The short answer: more power.
The longer answer: a ruling that would allow them to own all the media outlets in a city. Currently, they can't own the newspaper, the TV stations, and the radio stations all in one town. That makes life complicated for them - they just can't... own everything. Which must be quite frustrating.
Check out this video from a November 2nd, Bill Moyers broadcast. Despite the public response to the media consolidation proposal, FCC Chairman Kevin Martin still wants to push it through:
However, public outcry, and concern on Capitol Hill has led to this:
Two key House lawmakers announced Monday that they were investigating the Federal Communications Commission, accusing its chairman of "possible abuse of power" and a failure to operate fairly and openly in handling proposed cable TV and media ownership regulations.
--As reported by Jim Puzzanghera, Los Angeles Times Staff Writer, December 4, 2007.
Add your voice to this public debate by visiting:
Reclaim the Media, where you can send an email to Congress.
Or visit Stop Big Media and Free Press.
Free Press is a national, nonpartisan organization working to reform the media.
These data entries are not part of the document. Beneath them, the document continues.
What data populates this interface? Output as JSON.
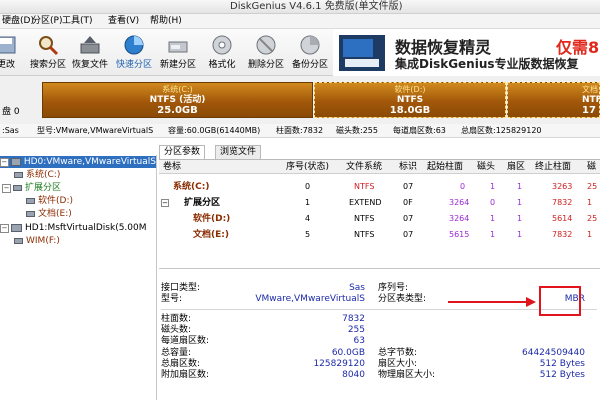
{
  "window": {
    "title": "DiskGenius V4.6.1 免费版(单文件版)"
  },
  "menu": [
    "硬盘(D)",
    "分区(P)",
    "工具(T)",
    "查看(V)",
    "帮助(H)"
  ],
  "toolbar": [
    {
      "label": "更改",
      "icon": "save-icon"
    },
    {
      "label": "搜索分区",
      "icon": "search-icon"
    },
    {
      "label": "恢复文件",
      "icon": "recover-file-icon"
    },
    {
      "label": "快速分区",
      "icon": "quick-partition-icon"
    },
    {
      "label": "新建分区",
      "icon": "new-partition-icon"
    },
    {
      "label": "格式化",
      "icon": "format-icon"
    },
    {
      "label": "删除分区",
      "icon": "delete-partition-icon"
    },
    {
      "label": "备份分区",
      "icon": "backup-partition-icon"
    }
  ],
  "ad": {
    "line1": "数据恢复精灵",
    "line1b": "仅需8",
    "line2": "集成DiskGenius专业版数据恢复"
  },
  "disk_label": "盘 0",
  "partitions_bar": [
    {
      "name": "系统(C:)",
      "fs": "NTFS (活动)",
      "size": "25.0GB"
    },
    {
      "name": "软件(D:)",
      "fs": "NTFS",
      "size": "18.0GB"
    },
    {
      "name": "文档",
      "fs": "NTF",
      "size": "17"
    }
  ],
  "info_bar": {
    "iface": ":Sas",
    "model": "型号:VMware,VMwareVirtualS",
    "capacity": "容量:60.0GB(61440MB)",
    "cyl": "柱面数:7832",
    "heads": "磁头数:255",
    "sectors_track": "每道扇区数:63",
    "total_sectors": "总扇区数:125829120"
  },
  "tree": [
    {
      "label": "HD0:VMware,VMwareVirtualS",
      "level": 0,
      "type": "disk",
      "expander": "-",
      "selected": true
    },
    {
      "label": "系统(C:)",
      "level": 1,
      "type": "part",
      "color": "#8a2c00"
    },
    {
      "label": "扩展分区",
      "level": 1,
      "type": "ext",
      "expander": "-",
      "color": "#1c7a1c"
    },
    {
      "label": "软件(D:)",
      "level": 2,
      "type": "part",
      "color": "#8a2c00"
    },
    {
      "label": "文档(E:)",
      "level": 2,
      "type": "part",
      "color": "#8a2c00"
    },
    {
      "label": "HD1:MsftVirtualDisk(5.00M",
      "level": 0,
      "type": "disk",
      "expander": "-"
    },
    {
      "label": "WIM(F:)",
      "level": 1,
      "type": "part",
      "color": "#8a2c00"
    }
  ],
  "tabs": [
    "分区参数",
    "浏览文件"
  ],
  "grid": {
    "headers": [
      "卷标",
      "序号(状态)",
      "文件系统",
      "标识",
      "起始柱面",
      "磁头",
      "扇区",
      "终止柱面",
      "磁"
    ],
    "rows": [
      {
        "name": "系统(C:)",
        "index": "0",
        "fs": "NTFS",
        "id": "07",
        "start_cyl": "0",
        "head": "1",
        "sector": "1",
        "end_cyl": "3263",
        "end_head": "25"
      },
      {
        "name": "扩展分区",
        "index": "1",
        "fs": "EXTEND",
        "id": "0F",
        "start_cyl": "3264",
        "head": "0",
        "sector": "1",
        "end_cyl": "7832",
        "end_head": "1"
      },
      {
        "name": "软件(D:)",
        "index": "4",
        "fs": "NTFS",
        "id": "07",
        "start_cyl": "3264",
        "head": "1",
        "sector": "1",
        "end_cyl": "5614",
        "end_head": "25"
      },
      {
        "name": "文档(E:)",
        "index": "5",
        "fs": "NTFS",
        "id": "07",
        "start_cyl": "5615",
        "head": "1",
        "sector": "1",
        "end_cyl": "7832",
        "end_head": "1"
      }
    ]
  },
  "details": {
    "iface_label": "接口类型:",
    "iface_value": "Sas",
    "model_label": "型号:",
    "model_value": "VMware,VMwareVirtualS",
    "serial_label": "序列号:",
    "ptable_label": "分区表类型:",
    "ptable_value": "MBR",
    "cyl_label": "柱面数:",
    "cyl_value": "7832",
    "heads_label": "磁头数:",
    "heads_value": "255",
    "spt_label": "每道扇区数:",
    "spt_value": "63",
    "cap_label": "总容量:",
    "cap_value": "60.0GB",
    "bytes_label": "总字节数:",
    "bytes_value": "64424509440",
    "ts_label": "总扇区数:",
    "ts_value": "125829120",
    "ss_label": "扇区大小:",
    "ss_value": "512 Bytes",
    "extra_label": "附加扇区数:",
    "extra_value": "8040",
    "pss_label": "物理扇区大小:",
    "pss_value": "512 Bytes"
  },
  "colors": {
    "partition": "#a2580a",
    "annotation": "#e0141a",
    "value": "#1d2aa8"
  }
}
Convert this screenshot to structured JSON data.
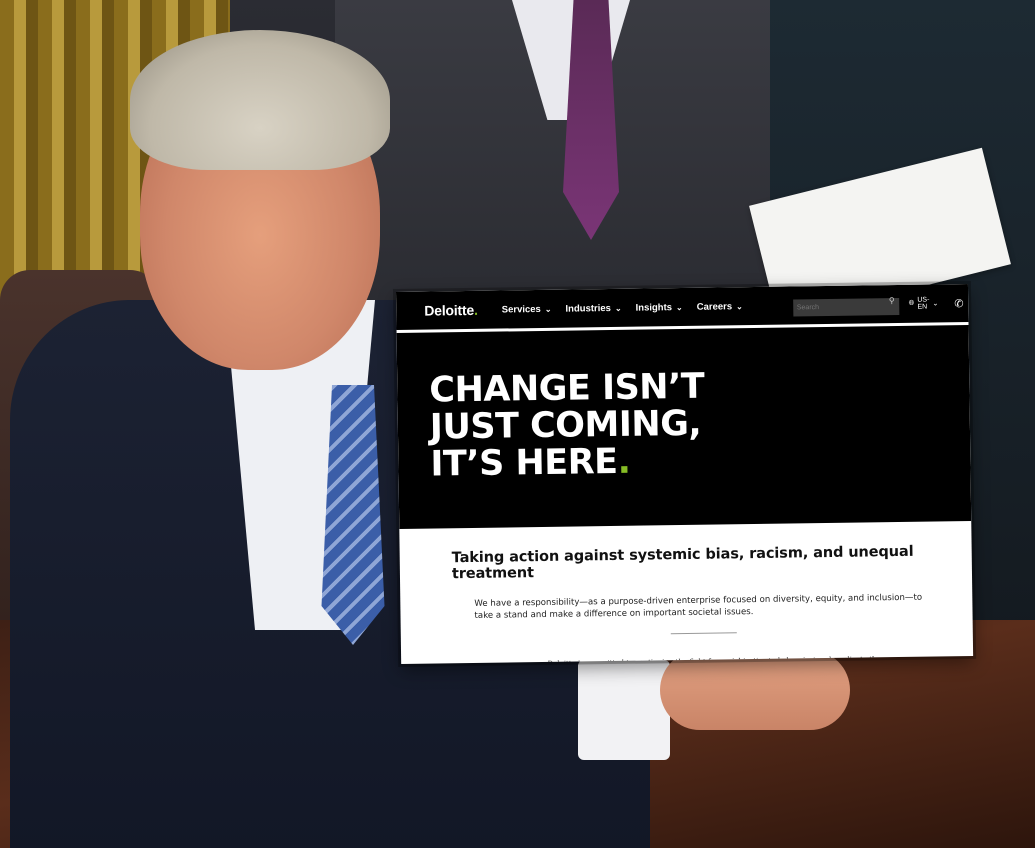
{
  "site": {
    "logo_text": "Deloitte",
    "logo_dot": ".",
    "brand_green": "#86bc25",
    "nav": [
      {
        "label": "Services"
      },
      {
        "label": "Industries"
      },
      {
        "label": "Insights"
      },
      {
        "label": "Careers"
      }
    ],
    "search_placeholder": "Search",
    "language": "US-EN",
    "icons": {
      "search": "search-icon",
      "globe": "globe-icon",
      "phone": "phone-icon",
      "profile": "user-icon"
    }
  },
  "hero": {
    "line1": "CHANGE ISN’T",
    "line2": "JUST COMING,",
    "line3": "IT’S HERE",
    "line3_dot": "."
  },
  "section": {
    "heading": "Taking action against systemic bias, racism, and unequal treatment",
    "body": "We have a responsibility—as a purpose-driven enterprise focused on diversity, equity, and inclusion—to take a stand and make a difference on important societal issues.",
    "quote": "Deloitte is committed to continuing the fight for social justice to help reject and eradicate the"
  }
}
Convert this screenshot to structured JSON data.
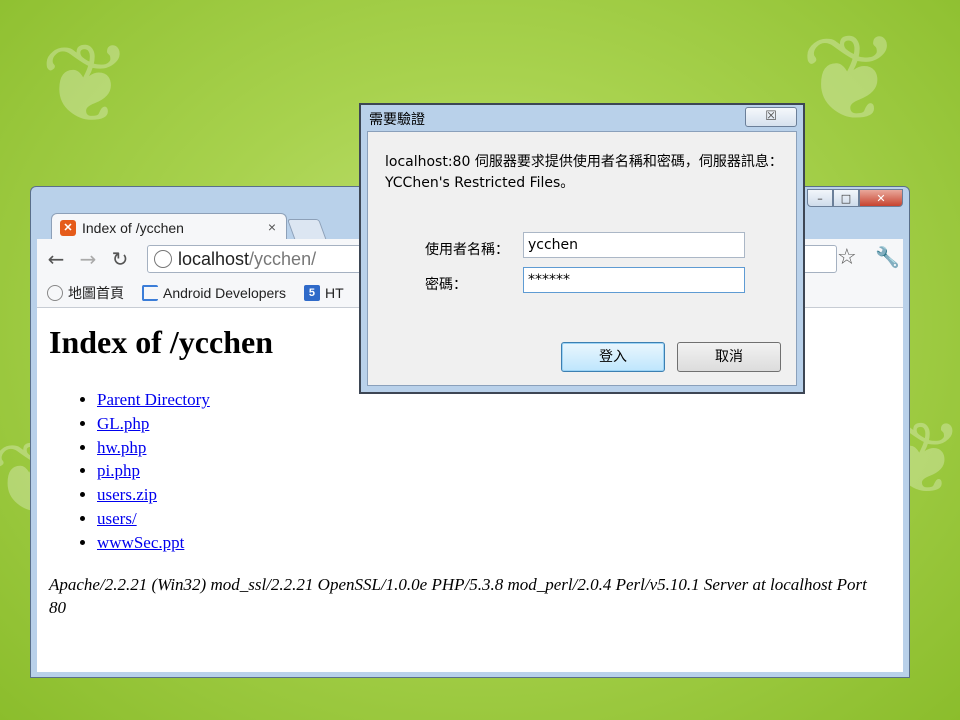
{
  "browser": {
    "tab_title": "Index of /ycchen",
    "tab_close": "×",
    "url_host": "localhost",
    "url_path": "/ycchen/",
    "controls": {
      "minimize": "–",
      "maximize": "□",
      "close": "✕"
    },
    "bookmarks": [
      {
        "label": "地圖首頁",
        "icon": "globe-icon"
      },
      {
        "label": "Android Developers",
        "icon": "android-icon"
      },
      {
        "label": "HT",
        "icon": "html5-icon"
      }
    ]
  },
  "page": {
    "title": "Index of /ycchen",
    "links": [
      "Parent Directory",
      "GL.php",
      "hw.php",
      "pi.php",
      "users.zip",
      "users/",
      "wwwSec.ppt"
    ],
    "server_signature": "Apache/2.2.21 (Win32) mod_ssl/2.2.21 OpenSSL/1.0.0e PHP/5.3.8 mod_perl/2.0.4 Perl/v5.10.1 Server at localhost Port 80"
  },
  "dialog": {
    "title": "需要驗證",
    "close": "☒",
    "message": "localhost:80 伺服器要求提供使用者名稱和密碼，伺服器訊息：YCChen's Restricted Files。",
    "username_label": "使用者名稱：",
    "username_value": "ycchen",
    "password_label": "密碼：",
    "password_value": "******",
    "login_button": "登入",
    "cancel_button": "取消"
  }
}
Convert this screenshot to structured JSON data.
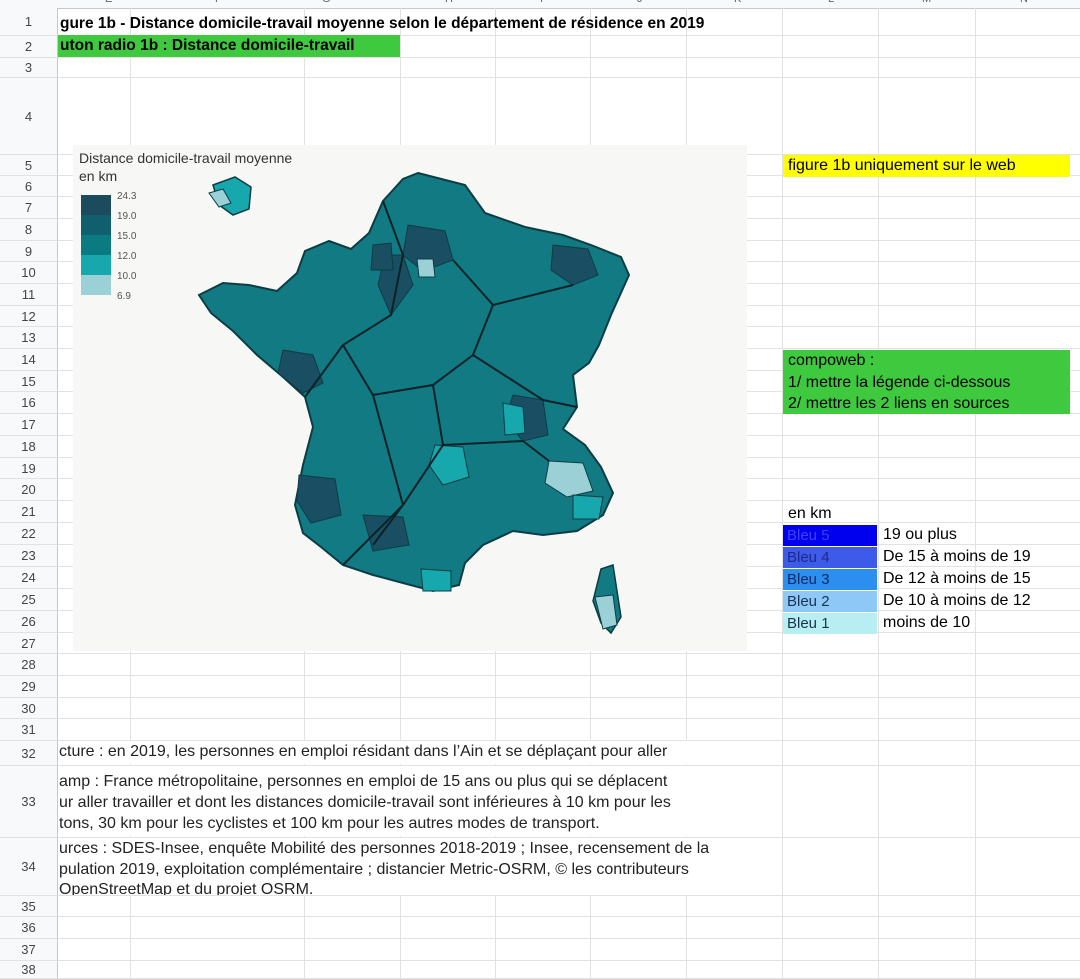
{
  "column_headers": [
    "E",
    "F",
    "G",
    "H",
    "I",
    "J",
    "K",
    "L",
    "M",
    "N"
  ],
  "row_numbers": [
    "1",
    "2",
    "3",
    "4",
    "5",
    "6",
    "7",
    "8",
    "9",
    "10",
    "11",
    "12",
    "13",
    "14",
    "15",
    "16",
    "17",
    "18",
    "19",
    "20",
    "21",
    "22",
    "23",
    "24",
    "25",
    "26",
    "27",
    "28",
    "29",
    "30",
    "31",
    "32",
    "33",
    "34",
    "35",
    "36",
    "37",
    "38"
  ],
  "cells": {
    "title": "gure 1b - Distance domicile-travail moyenne selon le département de résidence en 2019",
    "subtitle": "uton radio 1b : Distance domicile-travail",
    "web_note": "figure 1b uniquement sur le web",
    "compoweb_1": "compoweb :",
    "compoweb_2": "1/ mettre la légende ci-dessous",
    "compoweb_3": "2/ mettre les 2 liens en sources",
    "legend_unit": "en km",
    "lecture": "cture : en 2019, les personnes en emploi résidant dans l’Ain et se déplaçant pour aller",
    "champ_1": "amp : France métropolitaine, personnes en emploi de 15 ans ou plus qui se déplacent",
    "champ_2": "ur aller travailler et dont les distances domicile-travail sont inférieures à 10 km pour les",
    "champ_3": "tons, 30 km pour les cyclistes et 100 km pour les autres modes de transport.",
    "sources_1": "urces : SDES-Insee, enquête Mobilité des personnes 2018-2019 ; Insee, recensement de la",
    "sources_2": "pulation 2019, exploitation complémentaire ; distancier Metric-OSRM, © les contributeurs",
    "sources_3": "OpenStreetMap et du projet OSRM."
  },
  "legend_rows": [
    {
      "name": "Bleu 5",
      "label": "19 ou plus",
      "color": "#0000ee",
      "text_color": "#4040ff"
    },
    {
      "name": "Bleu 4",
      "label": "De 15 à moins de 19",
      "color": "#3d5ae8",
      "text_color": "#1b2a8a"
    },
    {
      "name": "Bleu 3",
      "label": "De 12 à moins de 15",
      "color": "#2c8ff0",
      "text_color": "#0b2a66"
    },
    {
      "name": "Bleu 2",
      "label": "De 10 à moins de 12",
      "color": "#8ec8f7",
      "text_color": "#1a3350"
    },
    {
      "name": "Bleu 1",
      "label": "moins de 10",
      "color": "#b6eef1",
      "text_color": "#1a3350"
    }
  ],
  "map": {
    "legend_title_1": "Distance domicile-travail moyenne",
    "legend_title_2": "en km",
    "legend_ticks": [
      "24.3",
      "19.0",
      "15.0",
      "12.0",
      "10.0",
      "6.9"
    ],
    "legend_colors": [
      "#1d4b5e",
      "#0f5f6e",
      "#0b7b82",
      "#17a8ad",
      "#9bd1d6"
    ]
  }
}
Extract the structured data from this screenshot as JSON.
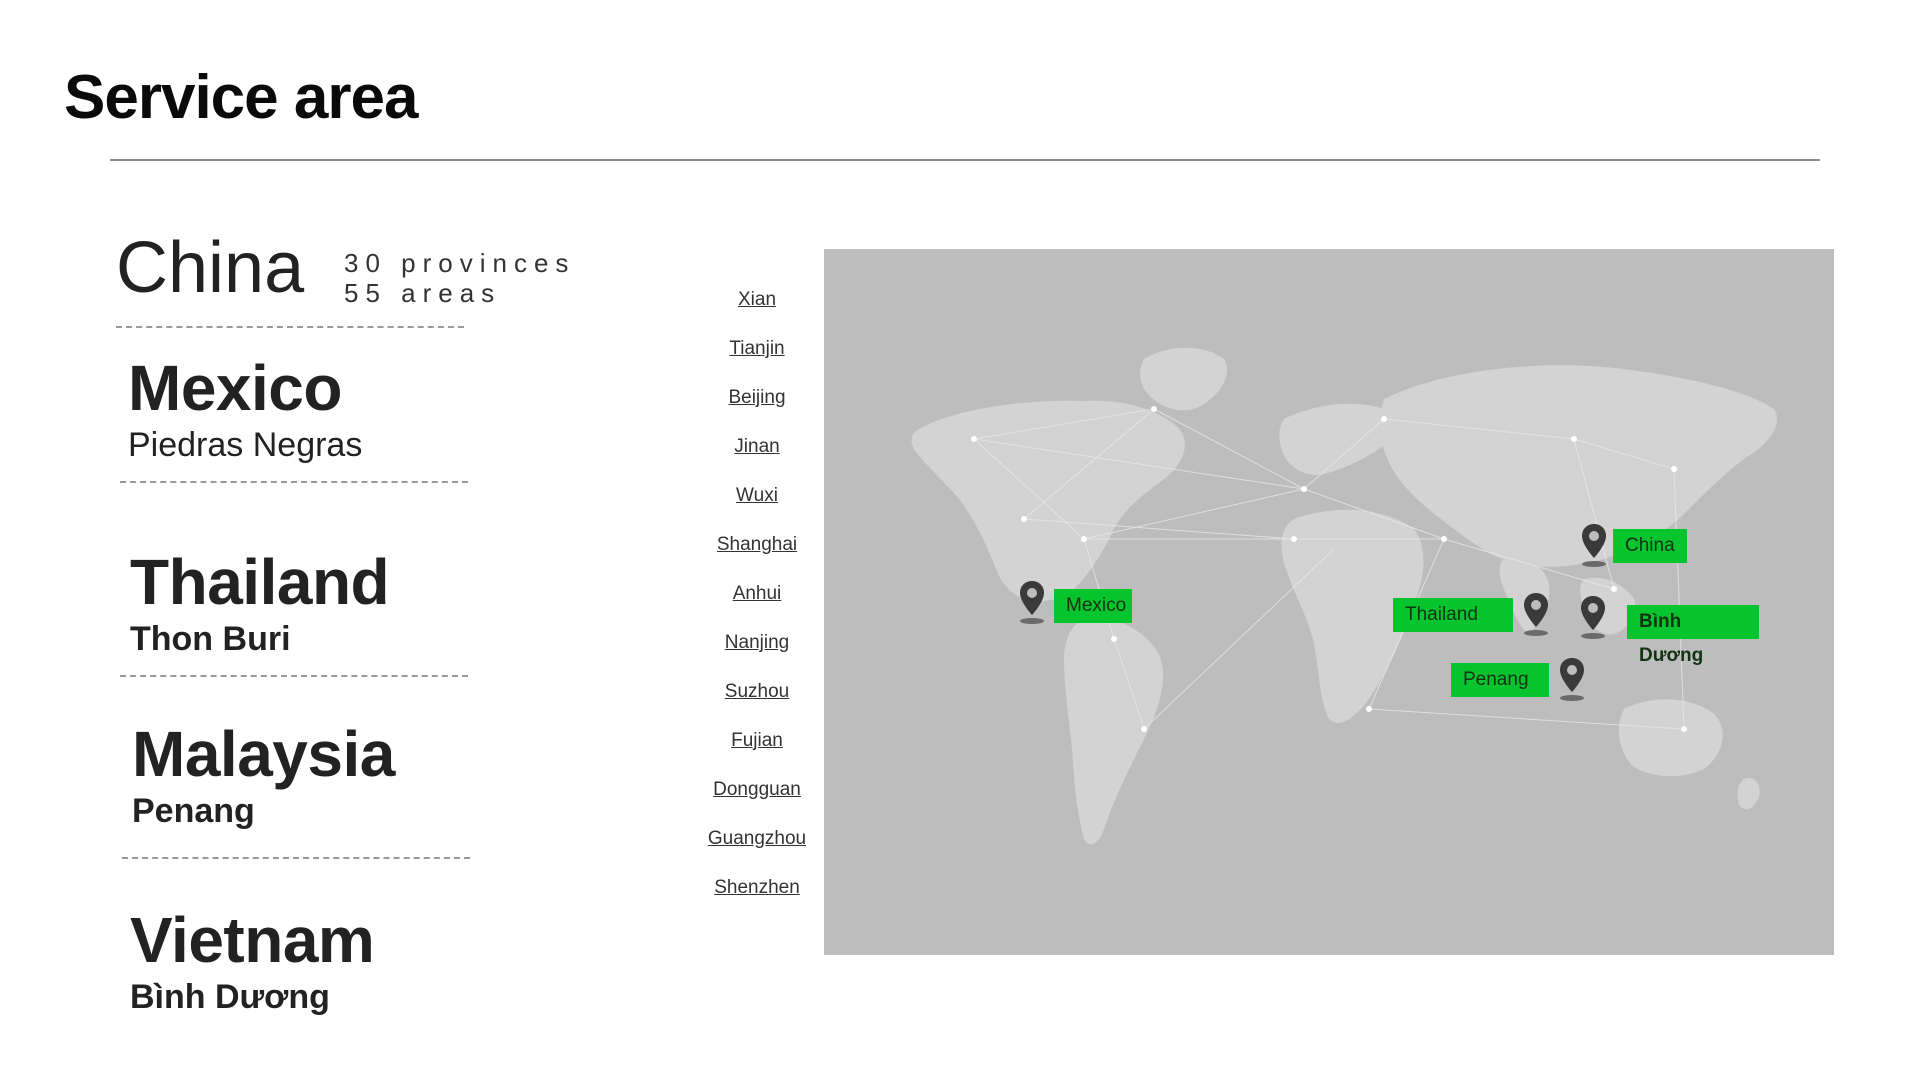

Through education, organizing and advocacy, we promote diverse and independent media ownership, strong public media, and universal access to communications.Tonight on their action network at 8:00 p.m. ET (5:00 p.m. PT) you can join Jason Ross, of the "Daily Show with Jon Stewart," Kate Purdy (me), of "Cold Case," and Marty Kaplan, director of the Norman Lear Center at University of Southern California, for a live online discussion on how media consolidation has hurt writers, silenced independent voices, and eroded quality entertainment.